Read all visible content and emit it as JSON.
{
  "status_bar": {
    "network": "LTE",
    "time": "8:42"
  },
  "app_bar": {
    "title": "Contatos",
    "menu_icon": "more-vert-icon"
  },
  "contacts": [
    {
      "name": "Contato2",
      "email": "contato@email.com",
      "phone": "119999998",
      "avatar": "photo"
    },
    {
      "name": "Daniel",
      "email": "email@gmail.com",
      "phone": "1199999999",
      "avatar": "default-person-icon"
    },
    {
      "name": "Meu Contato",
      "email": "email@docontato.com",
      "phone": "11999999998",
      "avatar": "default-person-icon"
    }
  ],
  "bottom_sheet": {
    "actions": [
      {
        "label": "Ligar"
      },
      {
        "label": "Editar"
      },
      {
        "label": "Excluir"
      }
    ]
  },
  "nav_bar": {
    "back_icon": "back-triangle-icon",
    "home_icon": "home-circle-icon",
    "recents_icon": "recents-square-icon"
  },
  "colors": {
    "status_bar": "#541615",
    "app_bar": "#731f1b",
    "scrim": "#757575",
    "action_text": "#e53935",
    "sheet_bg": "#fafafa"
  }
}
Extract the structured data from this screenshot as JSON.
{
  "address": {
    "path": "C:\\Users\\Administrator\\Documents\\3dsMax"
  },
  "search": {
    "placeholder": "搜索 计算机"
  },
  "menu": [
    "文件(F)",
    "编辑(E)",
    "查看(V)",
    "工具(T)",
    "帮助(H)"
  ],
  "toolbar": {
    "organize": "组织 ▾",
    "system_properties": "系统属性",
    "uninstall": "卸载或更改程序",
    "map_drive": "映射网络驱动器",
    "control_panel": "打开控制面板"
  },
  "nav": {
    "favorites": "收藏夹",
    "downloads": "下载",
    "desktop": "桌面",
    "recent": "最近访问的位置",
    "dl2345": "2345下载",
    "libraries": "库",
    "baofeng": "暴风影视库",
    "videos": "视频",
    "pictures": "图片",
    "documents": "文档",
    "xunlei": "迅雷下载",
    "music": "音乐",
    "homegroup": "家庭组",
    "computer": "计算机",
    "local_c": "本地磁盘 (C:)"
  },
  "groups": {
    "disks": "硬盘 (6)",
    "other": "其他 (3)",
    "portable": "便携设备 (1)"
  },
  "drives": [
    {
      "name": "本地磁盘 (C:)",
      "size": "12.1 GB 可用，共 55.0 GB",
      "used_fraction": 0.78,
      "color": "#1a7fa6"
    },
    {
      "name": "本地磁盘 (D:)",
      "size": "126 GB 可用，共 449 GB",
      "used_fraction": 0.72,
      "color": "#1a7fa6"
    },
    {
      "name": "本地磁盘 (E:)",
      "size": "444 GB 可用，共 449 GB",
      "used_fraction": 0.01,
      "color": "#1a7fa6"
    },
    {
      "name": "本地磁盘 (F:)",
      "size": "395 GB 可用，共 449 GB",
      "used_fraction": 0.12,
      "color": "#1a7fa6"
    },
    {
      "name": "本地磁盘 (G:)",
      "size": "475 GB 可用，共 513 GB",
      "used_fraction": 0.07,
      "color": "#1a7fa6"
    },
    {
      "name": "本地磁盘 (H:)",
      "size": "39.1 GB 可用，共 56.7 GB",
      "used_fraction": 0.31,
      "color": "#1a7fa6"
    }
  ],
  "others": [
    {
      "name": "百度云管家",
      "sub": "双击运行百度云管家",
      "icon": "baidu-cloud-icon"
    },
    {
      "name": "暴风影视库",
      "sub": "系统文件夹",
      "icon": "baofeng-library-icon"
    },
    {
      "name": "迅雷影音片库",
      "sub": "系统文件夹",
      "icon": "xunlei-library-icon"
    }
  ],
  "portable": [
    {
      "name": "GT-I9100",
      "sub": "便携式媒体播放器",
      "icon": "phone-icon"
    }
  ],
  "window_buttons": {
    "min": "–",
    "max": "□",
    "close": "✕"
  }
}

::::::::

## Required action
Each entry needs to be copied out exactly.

## Your response
Read all visible content and emit it as JSON.
{
  "status_bar": {
    "network": "LTE",
    "time": "8:42"
  },
  "app_bar": {
    "title": "Contatos",
    "menu_icon": "more-vert-icon"
  },
  "contacts": [
    {
      "name": "Contato2",
      "email": "contato@email.com",
      "phone": "119999998",
      "avatar": "photo"
    },
    {
      "name": "Daniel",
      "email": "email@gmail.com",
      "phone": "1199999999",
      "avatar": "default-person-icon"
    },
    {
      "name": "Meu Contato",
      "email": "email@docontato.com",
      "phone": "11999999998",
      "avatar": "default-person-icon"
    }
  ],
  "bottom_sheet": {
    "actions": [
      {
        "label": "Ligar"
      },
      {
        "label": "Editar"
      },
      {
        "label": "Excluir"
      }
    ]
  },
  "nav_bar": {
    "back_icon": "back-triangle-icon",
    "home_icon": "home-circle-icon",
    "recents_icon": "recents-square-icon"
  },
  "colors": {
    "status_bar": "#541615",
    "app_bar": "#731f1b",
    "scrim": "#757575",
    "action_text": "#e53935",
    "sheet_bg": "#fafafa"
  }
}
Extract the structured data from this screenshot as JSON.
{
  "address": {
    "path": "C:\\Users\\Administrator\\Documents\\3dsMax"
  },
  "search": {
    "placeholder": "搜索 计算机"
  },
  "menu": [
    "文件(F)",
    "编辑(E)",
    "查看(V)",
    "工具(T)",
    "帮助(H)"
  ],
  "toolbar": {
    "organize": "组织 ▾",
    "system_properties": "系统属性",
    "uninstall": "卸载或更改程序",
    "map_drive": "映射网络驱动器",
    "control_panel": "打开控制面板"
  },
  "nav": {
    "favorites": "收藏夹",
    "downloads": "下载",
    "desktop": "桌面",
    "recent": "最近访问的位置",
    "dl2345": "2345下载",
    "libraries": "库",
    "baofeng": "暴风影视库",
    "videos": "视频",
    "pictures": "图片",
    "documents": "文档",
    "xunlei": "迅雷下载",
    "music": "音乐",
    "homegroup": "家庭组",
    "computer": "计算机",
    "local_c": "本地磁盘 (C:)"
  },
  "groups": {
    "disks": "硬盘 (6)",
    "other": "其他 (3)",
    "portable": "便携设备 (1)"
  },
  "drives": [
    {
      "name": "本地磁盘 (C:)",
      "size": "12.1 GB 可用，共 55.0 GB",
      "used_fraction": 0.78,
      "color": "#1a7fa6"
    },
    {
      "name": "本地磁盘 (D:)",
      "size": "126 GB 可用，共 449 GB",
      "used_fraction": 0.72,
      "color": "#1a7fa6"
    },
    {
      "name": "本地磁盘 (E:)",
      "size": "444 GB 可用，共 449 GB",
      "used_fraction": 0.01,
      "color": "#1a7fa6"
    },
    {
      "name": "本地磁盘 (F:)",
      "size": "395 GB 可用，共 449 GB",
      "used_fraction": 0.12,
      "color": "#1a7fa6"
    },
    {
      "name": "本地磁盘 (G:)",
      "size": "475 GB 可用，共 513 GB",
      "used_fraction": 0.07,
      "color": "#1a7fa6"
    },
    {
      "name": "本地磁盘 (H:)",
      "size": "39.1 GB 可用，共 56.7 GB",
      "used_fraction": 0.31,
      "color": "#1a7fa6"
    }
  ],
  "others": [
    {
      "name": "百度云管家",
      "sub": "双击运行百度云管家",
      "icon": "baidu-cloud-icon"
    },
    {
      "name": "暴风影视库",
      "sub": "系统文件夹",
      "icon": "baofeng-library-icon"
    },
    {
      "name": "迅雷影音片库",
      "sub": "系统文件夹",
      "icon": "xunlei-library-icon"
    }
  ],
  "portable": [
    {
      "name": "GT-I9100",
      "sub": "便携式媒体播放器",
      "icon": "phone-icon"
    }
  ],
  "window_buttons": {
    "min": "–",
    "max": "□",
    "close": "✕"
  }
}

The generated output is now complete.